Please give again, word for word, each line that falls between the line with "Extract the structured" and the end of the data, inclusive.

BEGIN

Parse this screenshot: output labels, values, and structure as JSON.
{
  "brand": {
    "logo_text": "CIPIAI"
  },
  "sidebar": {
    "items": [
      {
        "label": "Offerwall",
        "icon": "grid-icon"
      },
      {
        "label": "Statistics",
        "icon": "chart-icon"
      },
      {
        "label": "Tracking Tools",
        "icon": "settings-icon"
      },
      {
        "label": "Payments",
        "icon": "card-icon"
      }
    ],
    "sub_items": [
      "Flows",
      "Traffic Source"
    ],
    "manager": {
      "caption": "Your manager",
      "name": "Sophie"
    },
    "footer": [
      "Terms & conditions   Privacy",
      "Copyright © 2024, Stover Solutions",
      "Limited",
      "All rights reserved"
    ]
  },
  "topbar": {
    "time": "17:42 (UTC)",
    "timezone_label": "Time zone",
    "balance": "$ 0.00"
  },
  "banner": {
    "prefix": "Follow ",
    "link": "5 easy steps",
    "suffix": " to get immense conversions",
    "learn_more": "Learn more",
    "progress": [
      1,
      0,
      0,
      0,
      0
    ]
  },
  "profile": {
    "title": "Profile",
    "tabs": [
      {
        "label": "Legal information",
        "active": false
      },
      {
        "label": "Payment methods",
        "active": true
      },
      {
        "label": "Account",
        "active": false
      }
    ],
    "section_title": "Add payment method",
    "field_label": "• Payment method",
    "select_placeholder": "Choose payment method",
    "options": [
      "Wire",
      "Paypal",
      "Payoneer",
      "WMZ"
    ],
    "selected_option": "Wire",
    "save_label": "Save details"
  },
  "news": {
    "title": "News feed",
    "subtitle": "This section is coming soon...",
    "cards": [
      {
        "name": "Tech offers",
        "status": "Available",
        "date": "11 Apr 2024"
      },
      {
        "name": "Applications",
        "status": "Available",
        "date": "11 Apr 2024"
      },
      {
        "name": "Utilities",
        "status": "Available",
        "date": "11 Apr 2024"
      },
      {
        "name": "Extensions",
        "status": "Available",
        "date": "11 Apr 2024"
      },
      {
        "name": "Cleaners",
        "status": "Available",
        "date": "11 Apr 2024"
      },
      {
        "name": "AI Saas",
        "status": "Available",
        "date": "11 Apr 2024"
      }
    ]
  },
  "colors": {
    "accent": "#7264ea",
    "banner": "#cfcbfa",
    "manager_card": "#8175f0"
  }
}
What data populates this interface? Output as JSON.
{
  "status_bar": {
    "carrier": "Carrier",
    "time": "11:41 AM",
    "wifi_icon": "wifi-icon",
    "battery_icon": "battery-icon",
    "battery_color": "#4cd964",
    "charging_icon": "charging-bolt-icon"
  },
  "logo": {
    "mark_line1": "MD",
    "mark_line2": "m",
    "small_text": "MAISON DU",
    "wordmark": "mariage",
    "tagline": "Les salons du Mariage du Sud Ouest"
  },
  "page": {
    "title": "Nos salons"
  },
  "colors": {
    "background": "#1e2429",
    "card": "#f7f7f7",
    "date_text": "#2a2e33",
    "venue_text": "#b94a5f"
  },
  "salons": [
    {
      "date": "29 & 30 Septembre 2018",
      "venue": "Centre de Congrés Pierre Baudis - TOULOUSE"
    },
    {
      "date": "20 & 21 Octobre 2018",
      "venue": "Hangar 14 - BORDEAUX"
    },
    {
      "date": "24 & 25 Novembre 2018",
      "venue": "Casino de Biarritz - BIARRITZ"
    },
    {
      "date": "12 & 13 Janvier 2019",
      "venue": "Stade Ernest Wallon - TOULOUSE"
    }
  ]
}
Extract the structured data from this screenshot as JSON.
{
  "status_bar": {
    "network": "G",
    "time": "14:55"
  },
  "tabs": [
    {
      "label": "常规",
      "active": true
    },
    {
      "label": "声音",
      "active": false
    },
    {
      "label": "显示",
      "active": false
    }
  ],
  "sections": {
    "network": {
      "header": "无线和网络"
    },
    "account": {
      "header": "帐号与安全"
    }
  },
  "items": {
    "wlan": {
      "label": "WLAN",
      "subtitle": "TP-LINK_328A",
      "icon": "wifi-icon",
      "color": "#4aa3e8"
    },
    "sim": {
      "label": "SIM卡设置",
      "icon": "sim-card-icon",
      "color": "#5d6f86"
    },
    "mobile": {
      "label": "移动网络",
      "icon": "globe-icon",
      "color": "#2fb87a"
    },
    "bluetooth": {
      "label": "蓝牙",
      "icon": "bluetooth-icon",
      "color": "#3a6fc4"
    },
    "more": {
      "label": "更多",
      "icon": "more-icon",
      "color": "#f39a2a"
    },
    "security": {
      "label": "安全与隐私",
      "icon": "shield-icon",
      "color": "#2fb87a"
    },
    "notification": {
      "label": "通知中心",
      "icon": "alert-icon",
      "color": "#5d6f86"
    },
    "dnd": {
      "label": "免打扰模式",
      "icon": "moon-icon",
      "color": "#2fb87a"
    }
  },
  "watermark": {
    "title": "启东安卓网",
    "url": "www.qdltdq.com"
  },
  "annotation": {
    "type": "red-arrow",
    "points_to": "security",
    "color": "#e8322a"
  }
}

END

_Answer below:_
Extract the structured data from this screenshot as JSON.
{
  "status_bar": {
    "network": "G",
    "time": "14:55"
  },
  "tabs": [
    {
      "label": "常规",
      "active": true
    },
    {
      "label": "声音",
      "active": false
    },
    {
      "label": "显示",
      "active": false
    }
  ],
  "sections": {
    "network": {
      "header": "无线和网络"
    },
    "account": {
      "header": "帐号与安全"
    }
  },
  "items": {
    "wlan": {
      "label": "WLAN",
      "subtitle": "TP-LINK_328A",
      "icon": "wifi-icon",
      "color": "#4aa3e8"
    },
    "sim": {
      "label": "SIM卡设置",
      "icon": "sim-card-icon",
      "color": "#5d6f86"
    },
    "mobile": {
      "label": "移动网络",
      "icon": "globe-icon",
      "color": "#2fb87a"
    },
    "bluetooth": {
      "label": "蓝牙",
      "icon": "bluetooth-icon",
      "color": "#3a6fc4"
    },
    "more": {
      "label": "更多",
      "icon": "more-icon",
      "color": "#f39a2a"
    },
    "security": {
      "label": "安全与隐私",
      "icon": "shield-icon",
      "color": "#2fb87a"
    },
    "notification": {
      "label": "通知中心",
      "icon": "alert-icon",
      "color": "#5d6f86"
    },
    "dnd": {
      "label": "免打扰模式",
      "icon": "moon-icon",
      "color": "#2fb87a"
    }
  },
  "watermark": {
    "title": "启东安卓网",
    "url": "www.qdltdq.com"
  },
  "annotation": {
    "type": "red-arrow",
    "points_to": "security",
    "color": "#e8322a"
  }
}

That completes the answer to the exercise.